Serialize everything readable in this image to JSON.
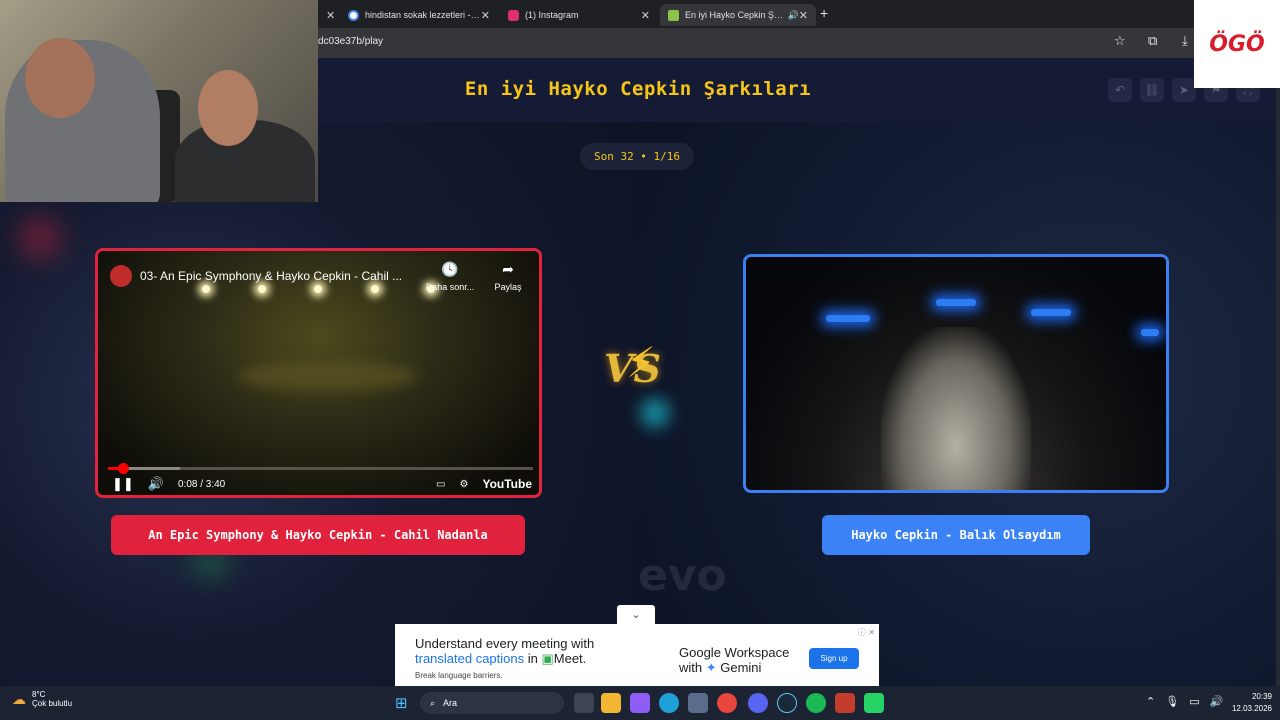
{
  "browser": {
    "tabs": [
      {
        "label": "hindistan sokak lezzetleri - Goo",
        "favicon_color": "#4285f4"
      },
      {
        "label": "(1) Instagram",
        "favicon_color": "#e1306c"
      },
      {
        "label": "En iyi Hayko Cepkin Şarkıla",
        "favicon_color": "#8bc34a",
        "active": true
      }
    ],
    "url": "dc03e37b/play"
  },
  "page": {
    "title": "En iyi Hayko Cepkin Şarkıları",
    "round_badge": "Son 32 • 1/16",
    "vs_label": "VS",
    "left": {
      "button_label": "An Epic Symphony & Hayko Cepkin - Cahil Nadanla",
      "video": {
        "title": "03- An Epic Symphony & Hayko Cepkin - Cahil ...",
        "watch_later": "Daha sonr...",
        "share": "Paylaş",
        "time": "0:08 / 3:40",
        "progress": 0.036,
        "logo": "YouTube"
      },
      "accent": "#e2233d"
    },
    "right": {
      "button_label": "Hayko Cepkin - Balık Olsaydım",
      "accent": "#3d7ff0"
    }
  },
  "ad": {
    "headline1": "Understand every meeting with",
    "headline2_link": "translated captions",
    "headline2_rest": " in ",
    "meet": "Meet.",
    "subtext": "Break language barriers.",
    "brand1": "Google Workspace",
    "brand2_prefix": "with ",
    "brand2_gemini": "Gemini",
    "cta": "Sign up"
  },
  "overlay": {
    "logo_text": "ÖGÖ"
  },
  "taskbar": {
    "weather_temp": "8°C",
    "weather_desc": "Çok bulutlu",
    "search_placeholder": "Ara",
    "time": "20:39",
    "date": "12.03.2026"
  }
}
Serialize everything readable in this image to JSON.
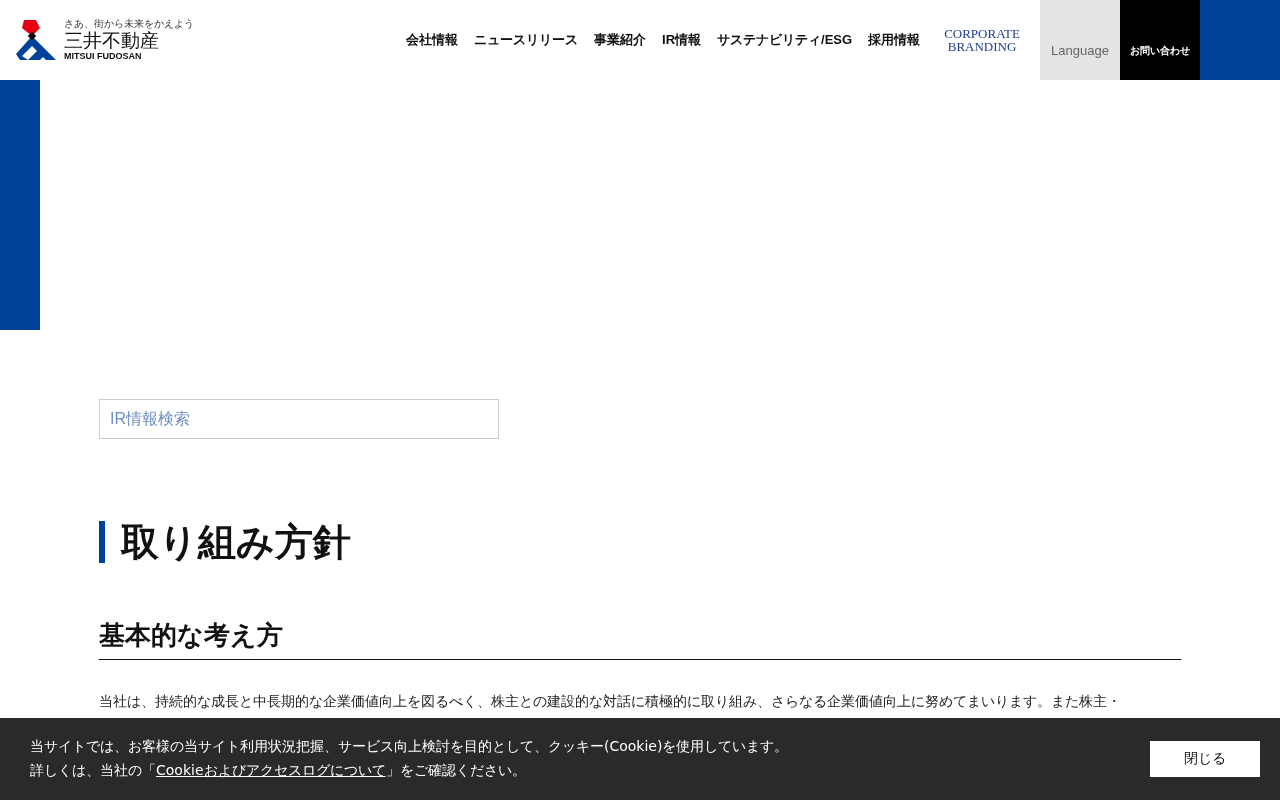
{
  "header": {
    "logo": {
      "tagline": "さあ、街から未来をかえよう",
      "name": "三井不動産",
      "roman": "MITSUI FUDOSAN"
    },
    "nav": [
      "会社情報",
      "ニュースリリース",
      "事業紹介",
      "IR情報",
      "サステナビリティ/ESG",
      "採用情報"
    ],
    "branding": [
      "CORPORATE",
      "BRANDING"
    ],
    "language": "Language",
    "contact": "お問い合わせ"
  },
  "search": {
    "placeholder": "IR情報検索"
  },
  "page_title": "取り組み方針",
  "section_title": "基本的な考え方",
  "paragraph": "当社は、持続的な成長と中長期的な企業価値向上を図るべく、株主との建設的な対話に積極的に取り組み、さらなる企業価値向上に努めてまいります。また株主・",
  "cookie_banner": {
    "line_1": "当サイトでは、お客様の当サイト利用状況把握、サービス向上検討を目的として、クッキー(Cookie)を使用しています。",
    "line_2_before": "詳しくは、当社の「",
    "link": "Cookieおよびアクセスログについて",
    "line_2_after": "」をご確認ください。",
    "close": "閉じる"
  }
}
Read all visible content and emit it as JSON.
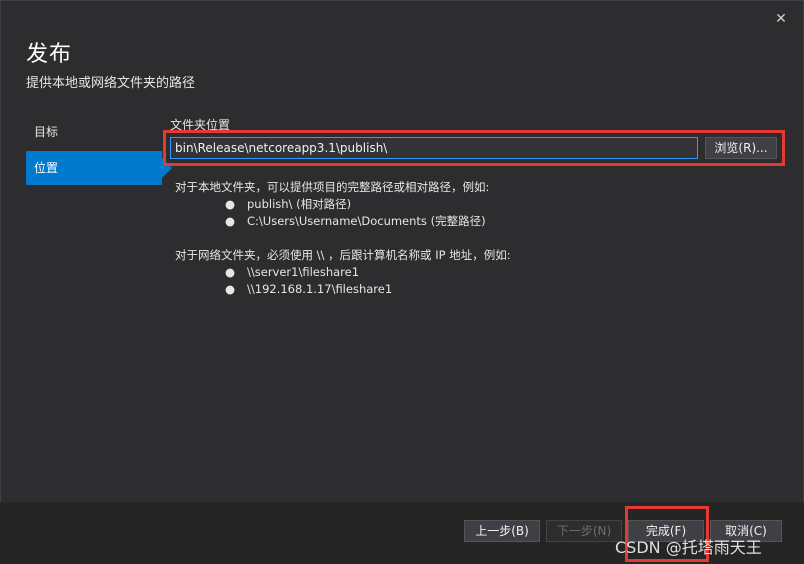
{
  "window": {
    "close_glyph": "✕",
    "title": "发布",
    "subtitle": "提供本地或网络文件夹的路径"
  },
  "sidebar": {
    "items": [
      {
        "label": "目标",
        "active": false
      },
      {
        "label": "位置",
        "active": true
      }
    ]
  },
  "location": {
    "label": "文件夹位置",
    "path_value": "bin\\Release\\netcoreapp3.1\\publish\\",
    "browse_label": "浏览(R)..."
  },
  "help": {
    "local_intro": "对于本地文件夹，可以提供项目的完整路径或相对路径，例如:",
    "local_examples": [
      "publish\\ (相对路径)",
      "C:\\Users\\Username\\Documents (完整路径)"
    ],
    "network_intro": "对于网络文件夹，必须使用 \\\\ ，后跟计算机名称或 IP 地址，例如:",
    "network_examples": [
      "\\\\server1\\fileshare1",
      "\\\\192.168.1.17\\fileshare1"
    ],
    "bullet": "●"
  },
  "footer": {
    "prev_label": "上一步(B)",
    "next_label": "下一步(N)",
    "finish_label": "完成(F)",
    "cancel_label": "取消(C)"
  },
  "watermark": "CSDN @托塔雨天王",
  "colors": {
    "accent": "#007acc",
    "highlight": "#e53935",
    "background": "#2d2d30"
  }
}
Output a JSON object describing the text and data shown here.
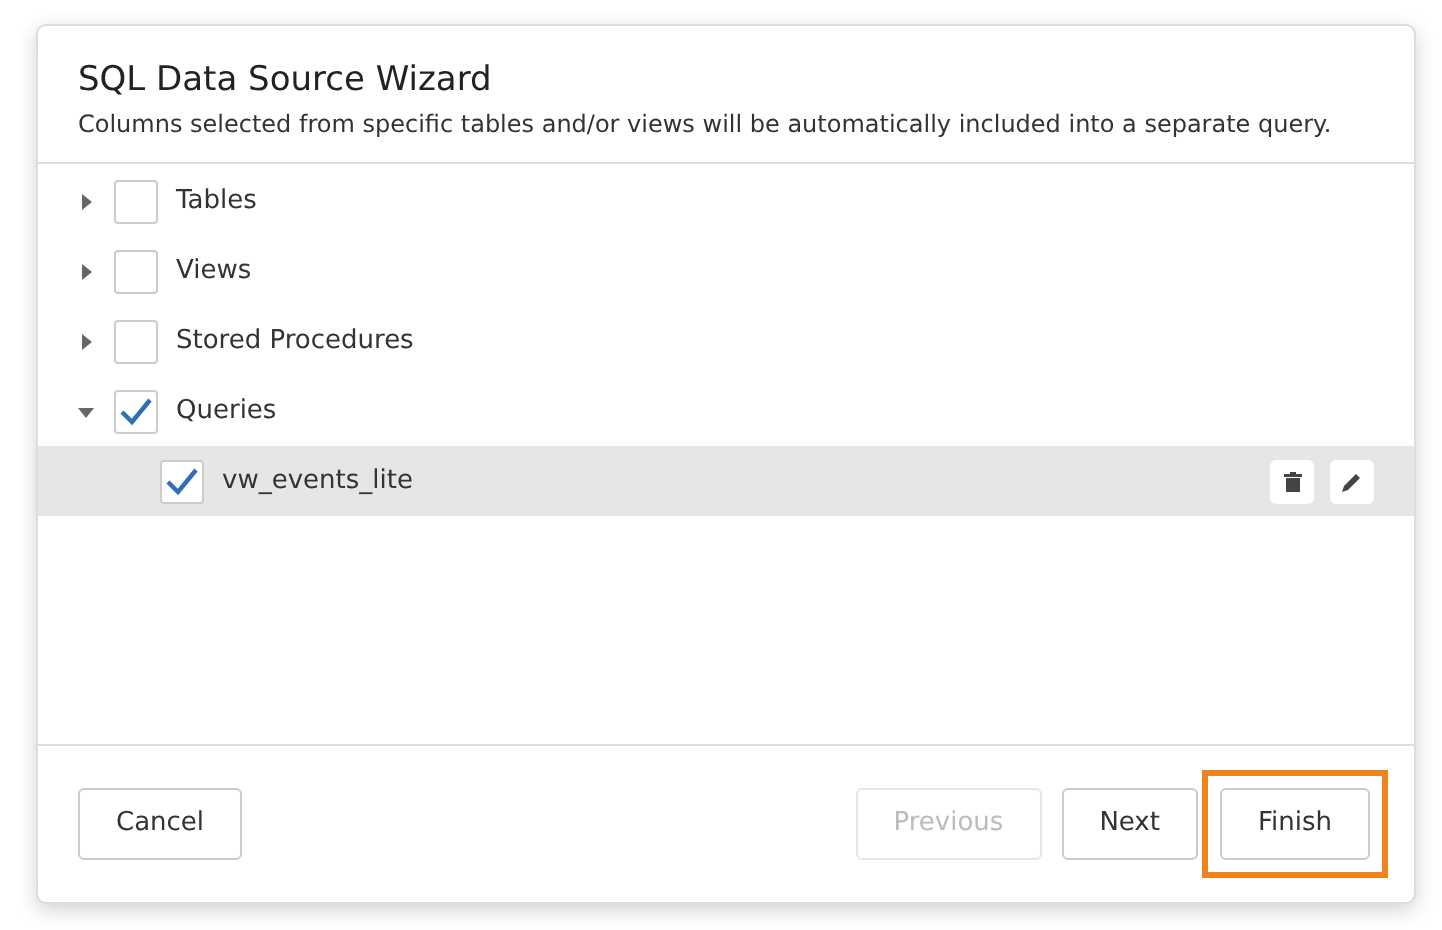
{
  "dialog": {
    "title": "SQL Data Source Wizard",
    "description": "Columns selected from specific tables and/or views will be automatically included into a separate query."
  },
  "tree": [
    {
      "label": "Tables",
      "expanded": false,
      "checked": false
    },
    {
      "label": "Views",
      "expanded": false,
      "checked": false
    },
    {
      "label": "Stored Procedures",
      "expanded": false,
      "checked": false
    },
    {
      "label": "Queries",
      "expanded": true,
      "checked": true,
      "children": [
        {
          "label": "vw_events_lite",
          "checked": true,
          "selected": true
        }
      ]
    }
  ],
  "buttons": [
    {
      "label": "Cancel",
      "disabled": false,
      "highlighted": false
    },
    {
      "label": "Previous",
      "disabled": true,
      "highlighted": false
    },
    {
      "label": "Next",
      "disabled": false,
      "highlighted": false
    },
    {
      "label": "Finish",
      "disabled": false,
      "highlighted": true
    }
  ]
}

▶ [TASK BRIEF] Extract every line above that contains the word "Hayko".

▶ [OUTPUT OF THE EXERCISE]
        "label": "En iyi Hayko Cepkin Şarkıla",
    "title": "En iyi Hayko Cepkin Şarkıları",
      "button_label": "An Epic Symphony & Hayko Cepkin - Cahil Nadanla",
        "title": "03- An Epic Symphony & Hayko Cepkin - Cahil ...",
      "button_label": "Hayko Cepkin - Balık Olsaydım",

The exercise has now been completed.